**TASK ITEM:** This exercise asks for every line of the material that includes the word "value".

===== SUPPLIED RECORDS

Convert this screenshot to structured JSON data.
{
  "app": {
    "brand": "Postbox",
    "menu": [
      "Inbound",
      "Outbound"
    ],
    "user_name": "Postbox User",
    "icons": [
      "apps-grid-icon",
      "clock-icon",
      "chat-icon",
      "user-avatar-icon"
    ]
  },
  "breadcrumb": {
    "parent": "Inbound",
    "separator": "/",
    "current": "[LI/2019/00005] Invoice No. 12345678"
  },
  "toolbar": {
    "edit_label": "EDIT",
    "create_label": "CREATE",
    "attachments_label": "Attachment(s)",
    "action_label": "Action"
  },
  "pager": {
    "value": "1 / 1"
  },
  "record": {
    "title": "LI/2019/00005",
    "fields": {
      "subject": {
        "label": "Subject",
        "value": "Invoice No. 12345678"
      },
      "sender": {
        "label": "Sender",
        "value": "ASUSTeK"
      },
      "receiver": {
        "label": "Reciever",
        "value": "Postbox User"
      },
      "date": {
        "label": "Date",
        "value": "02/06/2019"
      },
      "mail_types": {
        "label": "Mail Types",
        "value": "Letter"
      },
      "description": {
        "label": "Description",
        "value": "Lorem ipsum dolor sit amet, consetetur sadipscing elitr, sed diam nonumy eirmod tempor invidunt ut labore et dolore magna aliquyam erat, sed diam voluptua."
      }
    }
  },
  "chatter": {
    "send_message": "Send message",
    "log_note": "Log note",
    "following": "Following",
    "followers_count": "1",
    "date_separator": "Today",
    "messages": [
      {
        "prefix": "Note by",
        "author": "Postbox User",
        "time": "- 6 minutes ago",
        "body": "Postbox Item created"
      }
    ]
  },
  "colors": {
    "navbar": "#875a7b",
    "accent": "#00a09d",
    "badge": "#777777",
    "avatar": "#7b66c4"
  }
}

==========

**ANSWER AREA:**
    "value": "1 / 1"
        "value": "Invoice No. 12345678"
        "value": "ASUSTeK"
        "value": "Postbox User"
        "value": "02/06/2019"
        "value": "Letter"
        "value": "Lorem ipsum dolor sit amet, consetetur sadipscing elitr, sed diam nonumy eirmod tempor invidunt ut labore et dolore magna aliquyam erat, sed diam voluptua."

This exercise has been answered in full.